Your assignment
Please copy out all lines of the entries that contain the word "kind".

Dataset excerpts:
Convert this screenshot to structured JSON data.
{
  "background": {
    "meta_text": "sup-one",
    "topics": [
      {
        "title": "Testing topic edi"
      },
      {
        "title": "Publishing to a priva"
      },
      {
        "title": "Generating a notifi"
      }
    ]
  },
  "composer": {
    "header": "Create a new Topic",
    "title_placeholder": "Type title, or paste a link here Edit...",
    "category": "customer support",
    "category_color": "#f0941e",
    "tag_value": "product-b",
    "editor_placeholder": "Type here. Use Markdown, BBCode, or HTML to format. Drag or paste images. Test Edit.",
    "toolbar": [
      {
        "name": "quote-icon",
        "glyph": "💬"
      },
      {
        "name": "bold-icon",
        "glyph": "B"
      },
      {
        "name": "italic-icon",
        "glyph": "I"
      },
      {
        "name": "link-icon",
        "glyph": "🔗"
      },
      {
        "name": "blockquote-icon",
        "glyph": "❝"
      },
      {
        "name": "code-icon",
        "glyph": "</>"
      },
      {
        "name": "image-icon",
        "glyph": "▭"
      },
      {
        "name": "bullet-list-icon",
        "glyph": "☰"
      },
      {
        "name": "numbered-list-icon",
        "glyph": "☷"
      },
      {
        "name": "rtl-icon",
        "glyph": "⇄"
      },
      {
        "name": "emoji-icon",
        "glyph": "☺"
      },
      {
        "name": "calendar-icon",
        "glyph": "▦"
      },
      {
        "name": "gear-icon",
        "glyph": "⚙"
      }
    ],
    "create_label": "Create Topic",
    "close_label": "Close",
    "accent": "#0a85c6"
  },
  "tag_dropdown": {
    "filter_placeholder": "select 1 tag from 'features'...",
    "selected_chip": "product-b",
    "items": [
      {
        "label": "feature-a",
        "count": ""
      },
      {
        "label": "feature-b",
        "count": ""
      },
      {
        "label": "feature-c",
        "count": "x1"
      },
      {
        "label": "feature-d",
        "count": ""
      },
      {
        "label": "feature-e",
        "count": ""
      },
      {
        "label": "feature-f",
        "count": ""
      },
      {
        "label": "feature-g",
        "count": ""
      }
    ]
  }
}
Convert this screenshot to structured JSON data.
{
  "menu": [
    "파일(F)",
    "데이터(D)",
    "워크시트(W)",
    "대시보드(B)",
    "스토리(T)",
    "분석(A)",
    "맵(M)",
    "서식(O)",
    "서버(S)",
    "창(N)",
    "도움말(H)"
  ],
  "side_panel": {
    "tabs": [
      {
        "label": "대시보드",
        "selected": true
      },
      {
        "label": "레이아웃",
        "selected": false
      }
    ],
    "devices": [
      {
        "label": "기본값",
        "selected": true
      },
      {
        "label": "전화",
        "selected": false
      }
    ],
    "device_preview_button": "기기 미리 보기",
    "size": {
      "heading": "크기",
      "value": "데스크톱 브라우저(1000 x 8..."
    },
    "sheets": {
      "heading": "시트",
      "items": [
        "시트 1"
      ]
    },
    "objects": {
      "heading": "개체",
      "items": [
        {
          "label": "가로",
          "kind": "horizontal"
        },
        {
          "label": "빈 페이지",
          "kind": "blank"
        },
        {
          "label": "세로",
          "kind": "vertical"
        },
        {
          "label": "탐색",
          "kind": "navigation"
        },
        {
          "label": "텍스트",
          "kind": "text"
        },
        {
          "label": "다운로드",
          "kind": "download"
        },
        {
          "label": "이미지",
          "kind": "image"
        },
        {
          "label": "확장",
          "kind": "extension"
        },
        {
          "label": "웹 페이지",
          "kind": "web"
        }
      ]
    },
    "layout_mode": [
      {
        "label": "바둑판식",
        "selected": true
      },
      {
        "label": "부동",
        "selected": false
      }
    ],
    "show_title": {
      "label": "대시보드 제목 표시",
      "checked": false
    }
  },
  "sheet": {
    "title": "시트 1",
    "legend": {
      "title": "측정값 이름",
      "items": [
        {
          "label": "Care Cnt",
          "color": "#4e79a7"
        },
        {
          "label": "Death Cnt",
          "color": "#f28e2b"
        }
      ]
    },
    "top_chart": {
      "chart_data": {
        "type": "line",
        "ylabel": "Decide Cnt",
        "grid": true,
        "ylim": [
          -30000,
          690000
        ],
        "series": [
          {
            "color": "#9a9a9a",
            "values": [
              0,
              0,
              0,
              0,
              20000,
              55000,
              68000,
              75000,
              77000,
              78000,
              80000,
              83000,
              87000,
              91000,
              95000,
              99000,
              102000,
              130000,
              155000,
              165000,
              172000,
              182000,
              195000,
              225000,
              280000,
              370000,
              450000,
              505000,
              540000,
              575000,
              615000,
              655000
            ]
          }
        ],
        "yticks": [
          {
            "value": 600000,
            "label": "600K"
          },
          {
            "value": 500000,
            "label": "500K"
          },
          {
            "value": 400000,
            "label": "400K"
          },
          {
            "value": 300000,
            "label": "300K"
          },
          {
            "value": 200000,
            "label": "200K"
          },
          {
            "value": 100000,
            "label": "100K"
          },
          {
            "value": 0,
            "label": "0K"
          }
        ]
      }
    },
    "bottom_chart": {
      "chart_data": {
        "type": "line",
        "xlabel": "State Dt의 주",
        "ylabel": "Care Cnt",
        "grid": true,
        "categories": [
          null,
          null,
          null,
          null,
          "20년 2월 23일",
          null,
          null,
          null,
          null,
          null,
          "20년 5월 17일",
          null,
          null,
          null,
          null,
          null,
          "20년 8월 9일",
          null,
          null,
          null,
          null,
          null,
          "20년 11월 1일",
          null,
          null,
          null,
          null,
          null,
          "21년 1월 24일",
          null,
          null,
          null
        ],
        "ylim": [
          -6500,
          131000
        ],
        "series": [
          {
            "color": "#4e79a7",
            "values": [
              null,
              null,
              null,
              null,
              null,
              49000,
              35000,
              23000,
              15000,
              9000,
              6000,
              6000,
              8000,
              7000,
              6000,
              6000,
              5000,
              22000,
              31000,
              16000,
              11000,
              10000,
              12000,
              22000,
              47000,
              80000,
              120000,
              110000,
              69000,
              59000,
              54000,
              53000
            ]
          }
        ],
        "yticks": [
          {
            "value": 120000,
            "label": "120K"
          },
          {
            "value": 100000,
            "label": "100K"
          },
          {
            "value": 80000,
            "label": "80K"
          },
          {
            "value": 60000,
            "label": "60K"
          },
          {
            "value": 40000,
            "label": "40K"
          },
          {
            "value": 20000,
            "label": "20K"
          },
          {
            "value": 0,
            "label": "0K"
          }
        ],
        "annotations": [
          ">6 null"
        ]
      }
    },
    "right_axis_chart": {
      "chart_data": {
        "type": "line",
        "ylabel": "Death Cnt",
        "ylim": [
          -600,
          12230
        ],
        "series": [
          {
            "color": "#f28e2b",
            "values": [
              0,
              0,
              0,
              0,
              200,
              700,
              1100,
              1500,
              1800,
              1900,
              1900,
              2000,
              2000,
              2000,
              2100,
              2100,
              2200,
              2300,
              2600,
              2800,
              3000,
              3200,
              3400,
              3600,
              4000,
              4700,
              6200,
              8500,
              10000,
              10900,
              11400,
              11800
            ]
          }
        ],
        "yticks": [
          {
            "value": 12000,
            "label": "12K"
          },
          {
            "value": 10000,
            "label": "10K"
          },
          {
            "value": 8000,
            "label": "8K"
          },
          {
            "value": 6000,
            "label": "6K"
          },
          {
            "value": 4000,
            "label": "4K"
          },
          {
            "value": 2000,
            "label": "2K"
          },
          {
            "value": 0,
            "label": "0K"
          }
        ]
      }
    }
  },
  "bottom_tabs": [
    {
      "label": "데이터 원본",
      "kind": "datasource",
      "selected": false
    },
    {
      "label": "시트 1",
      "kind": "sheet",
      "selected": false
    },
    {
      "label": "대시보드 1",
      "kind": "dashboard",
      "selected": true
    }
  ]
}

Solution to this problem
          "kind": "horizontal"
          "kind": "blank"
          "kind": "vertical"
          "kind": "navigation"
          "kind": "text"
          "kind": "download"
          "kind": "image"
          "kind": "extension"
          "kind": "web"
      "kind": "datasource",
      "kind": "sheet",
      "kind": "dashboard",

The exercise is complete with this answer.